**PROBLEM DETAILS:**
The answer should be every line below, repeated exactly, with the images left out.

Interface dataset entries:
*** Block opens ***

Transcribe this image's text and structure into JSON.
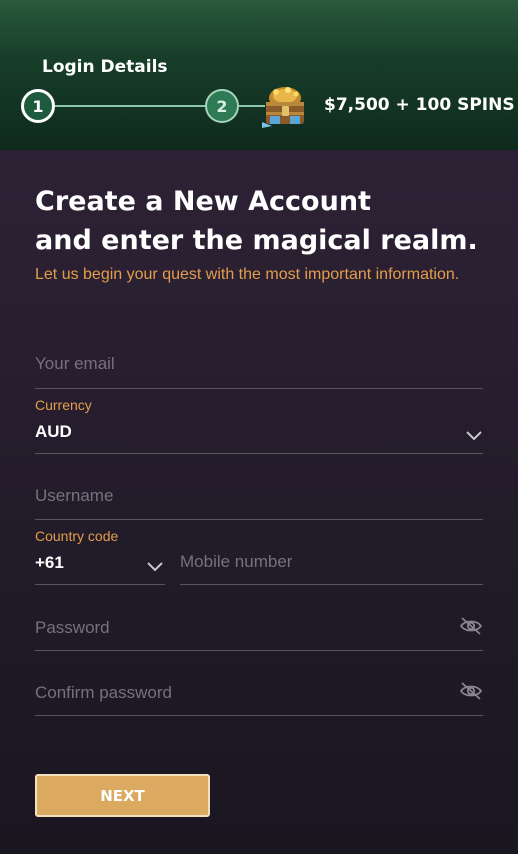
{
  "stepper": {
    "title": "Login Details",
    "step1": "1",
    "step2": "2",
    "bonus": "$7,500 + 100 SPINS"
  },
  "heading": {
    "line1": "Create a New Account",
    "line2": "and enter the magical realm.",
    "subtitle": "Let us begin your quest with the most important information."
  },
  "form": {
    "email_placeholder": "Your email",
    "currency_label": "Currency",
    "currency_value": "AUD",
    "username_placeholder": "Username",
    "country_code_label": "Country code",
    "country_code_value": "+61",
    "mobile_placeholder": "Mobile number",
    "password_placeholder": "Password",
    "confirm_password_placeholder": "Confirm password"
  },
  "actions": {
    "next_label": "NEXT"
  },
  "colors": {
    "accent": "#e39d4b",
    "button": "#dba95f",
    "header_green": "#173d29"
  },
  "icons": [
    "treasure-chest-icon",
    "chevron-down-icon",
    "eye-off-icon"
  ]
}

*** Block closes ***

**YOUR SOLUTION:**
Transcribe this image's text and structure into JSON.
{
  "stepper": {
    "title": "Login Details",
    "step1": "1",
    "step2": "2",
    "bonus": "$7,500 + 100 SPINS"
  },
  "heading": {
    "line1": "Create a New Account",
    "line2": "and enter the magical realm.",
    "subtitle": "Let us begin your quest with the most important information."
  },
  "form": {
    "email_placeholder": "Your email",
    "currency_label": "Currency",
    "currency_value": "AUD",
    "username_placeholder": "Username",
    "country_code_label": "Country code",
    "country_code_value": "+61",
    "mobile_placeholder": "Mobile number",
    "password_placeholder": "Password",
    "confirm_password_placeholder": "Confirm password"
  },
  "actions": {
    "next_label": "NEXT"
  },
  "colors": {
    "accent": "#e39d4b",
    "button": "#dba95f",
    "header_green": "#173d29"
  },
  "icons": [
    "treasure-chest-icon",
    "chevron-down-icon",
    "eye-off-icon"
  ]
}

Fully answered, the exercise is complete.